If you want a pet for your child, it is important to remember that it’s likely you will be the one who will do all the work. But by demonstrating excellent care for the pet, we can teach our children how to become a patient, responsible, kind and generous person.
I interviewed three people associated with the veterinary profession. I asked what was the earliest age they remember having their own pet, and how did they reconcile between the new cute cuddliness and the tedium of feeding and watering them, cleaning their poop, playing and walking them. Surprisingly, I got three different perspectives.

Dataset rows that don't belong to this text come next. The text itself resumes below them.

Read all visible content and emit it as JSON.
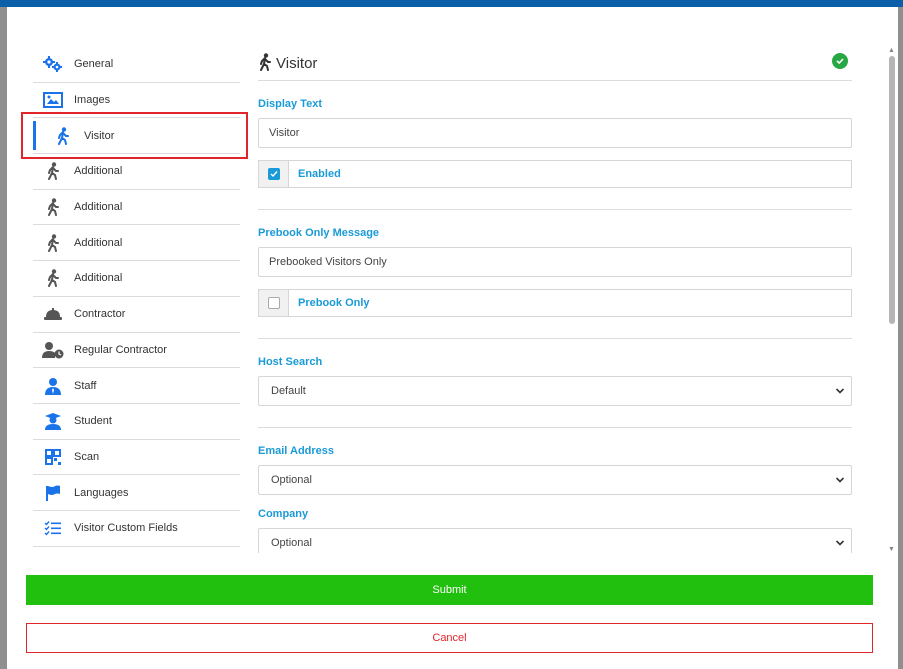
{
  "nav": {
    "items": [
      {
        "label": "General",
        "icon": "gears-icon"
      },
      {
        "label": "Images",
        "icon": "image-icon"
      },
      {
        "label": "Visitor",
        "icon": "walking-person-icon",
        "active": true
      },
      {
        "label": "Additional",
        "icon": "walking-person-icon"
      },
      {
        "label": "Additional",
        "icon": "walking-person-icon"
      },
      {
        "label": "Additional",
        "icon": "walking-person-icon"
      },
      {
        "label": "Additional",
        "icon": "walking-person-icon"
      },
      {
        "label": "Contractor",
        "icon": "hard-hat-icon"
      },
      {
        "label": "Regular Contractor",
        "icon": "user-clock-icon"
      },
      {
        "label": "Staff",
        "icon": "user-tie-icon"
      },
      {
        "label": "Student",
        "icon": "graduate-icon"
      },
      {
        "label": "Scan",
        "icon": "qr-code-icon"
      },
      {
        "label": "Languages",
        "icon": "flag-icon"
      },
      {
        "label": "Visitor Custom Fields",
        "icon": "checklist-icon"
      }
    ]
  },
  "content": {
    "title": "Visitor",
    "display_text": {
      "label": "Display Text",
      "value": "Visitor"
    },
    "enabled": {
      "label": "Enabled",
      "checked": true
    },
    "prebook_message": {
      "label": "Prebook Only Message",
      "value": "Prebooked Visitors Only"
    },
    "prebook_only": {
      "label": "Prebook Only",
      "checked": false
    },
    "host_search": {
      "label": "Host Search",
      "value": "Default"
    },
    "email_address": {
      "label": "Email Address",
      "value": "Optional"
    },
    "company": {
      "label": "Company",
      "value": "Optional"
    }
  },
  "footer": {
    "submit_label": "Submit",
    "cancel_label": "Cancel"
  },
  "colors": {
    "accent": "#1a9ad6",
    "submit": "#22c00e",
    "cancel": "#e0262b",
    "success": "#28a745",
    "nav_icon": "#1a73e8"
  }
}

For Jana, it was the rescue mentality. She was only 6. It started with a high-strung “weiner” dog, difficult and unruly! The family would have given the dog away unless she stepped in. Even at that tender age, her “protector” instinct kicked in, she “grew up” and took responsibility to care for this dog. Now, Jana is studying to be a veterinarian.
Next, it was Morwena. When asked about this issue, she simply said, “If I eat, they eat.” So, she was driven by some inner ethics, which was very noble.
Then I asked Amber. She had her first pet horse when she was 12 years old. Her parents taught her the value of responsibility. She was not allowed to ride her horse until he was fed, brushed and the stall cleaned. She was taught that fun comes after you take care of things that need to be taken care of. She learned at a very young age that privileges are earned!
In the May issue, we will talk about vaccines and preventable diseases for dogs and cats.ν
This column appears every other month. If you have a pet-related question of general interest, write to Dr. G at P.O. Box 687, Geraldine, AL 35974.
Goutam Mukherjee, DVM, MS, Ph.D. (Dr. G) has been a veterinarian for more than 30 years. He works part time at Grant Animal Clinic and is a member of North Alabama Electric Cooperative.